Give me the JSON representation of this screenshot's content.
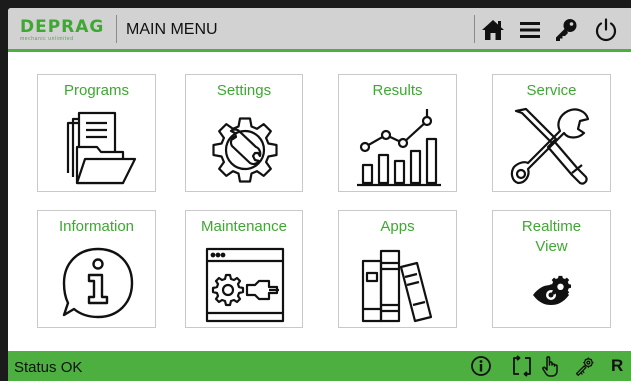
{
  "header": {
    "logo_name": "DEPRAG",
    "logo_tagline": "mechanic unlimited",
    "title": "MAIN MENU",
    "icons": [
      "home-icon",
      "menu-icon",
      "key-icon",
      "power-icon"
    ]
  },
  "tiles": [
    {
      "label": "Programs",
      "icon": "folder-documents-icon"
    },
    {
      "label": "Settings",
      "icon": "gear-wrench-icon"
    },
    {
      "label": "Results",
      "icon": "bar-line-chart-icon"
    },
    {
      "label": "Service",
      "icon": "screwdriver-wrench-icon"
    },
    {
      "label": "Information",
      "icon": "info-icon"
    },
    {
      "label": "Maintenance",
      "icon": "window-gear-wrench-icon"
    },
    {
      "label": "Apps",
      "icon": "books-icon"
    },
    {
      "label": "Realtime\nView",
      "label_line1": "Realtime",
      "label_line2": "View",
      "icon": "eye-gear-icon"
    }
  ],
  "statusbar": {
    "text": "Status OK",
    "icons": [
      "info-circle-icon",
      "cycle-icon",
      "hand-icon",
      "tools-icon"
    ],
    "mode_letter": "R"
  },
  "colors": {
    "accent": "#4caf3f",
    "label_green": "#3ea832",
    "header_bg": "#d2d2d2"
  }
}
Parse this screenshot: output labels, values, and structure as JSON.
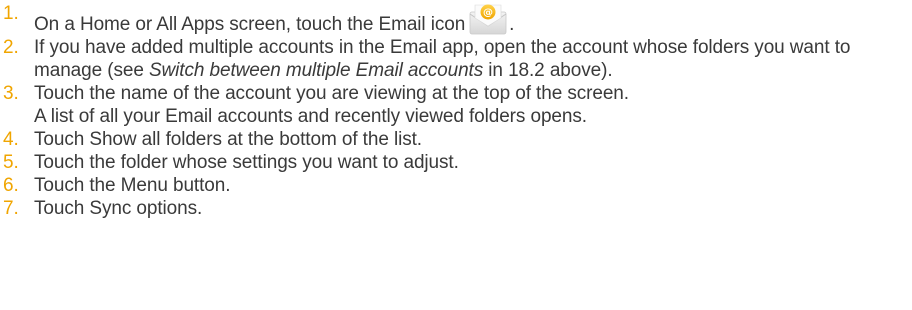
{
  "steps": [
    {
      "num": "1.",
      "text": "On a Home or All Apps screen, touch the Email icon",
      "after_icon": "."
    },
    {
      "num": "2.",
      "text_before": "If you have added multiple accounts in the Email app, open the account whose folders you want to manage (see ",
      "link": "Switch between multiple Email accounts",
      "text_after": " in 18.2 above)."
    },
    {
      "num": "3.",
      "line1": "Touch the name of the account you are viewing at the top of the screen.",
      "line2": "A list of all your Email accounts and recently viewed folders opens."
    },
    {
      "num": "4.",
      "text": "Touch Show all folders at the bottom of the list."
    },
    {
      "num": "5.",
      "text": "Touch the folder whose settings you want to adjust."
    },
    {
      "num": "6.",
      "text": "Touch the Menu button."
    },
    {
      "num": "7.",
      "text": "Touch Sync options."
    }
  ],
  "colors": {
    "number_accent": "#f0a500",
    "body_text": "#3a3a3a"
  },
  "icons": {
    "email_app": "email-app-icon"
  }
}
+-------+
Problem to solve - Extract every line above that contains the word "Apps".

Expected answer -
      "label": "Apps",
      "text": "On a Home or All Apps screen, touch the Email icon",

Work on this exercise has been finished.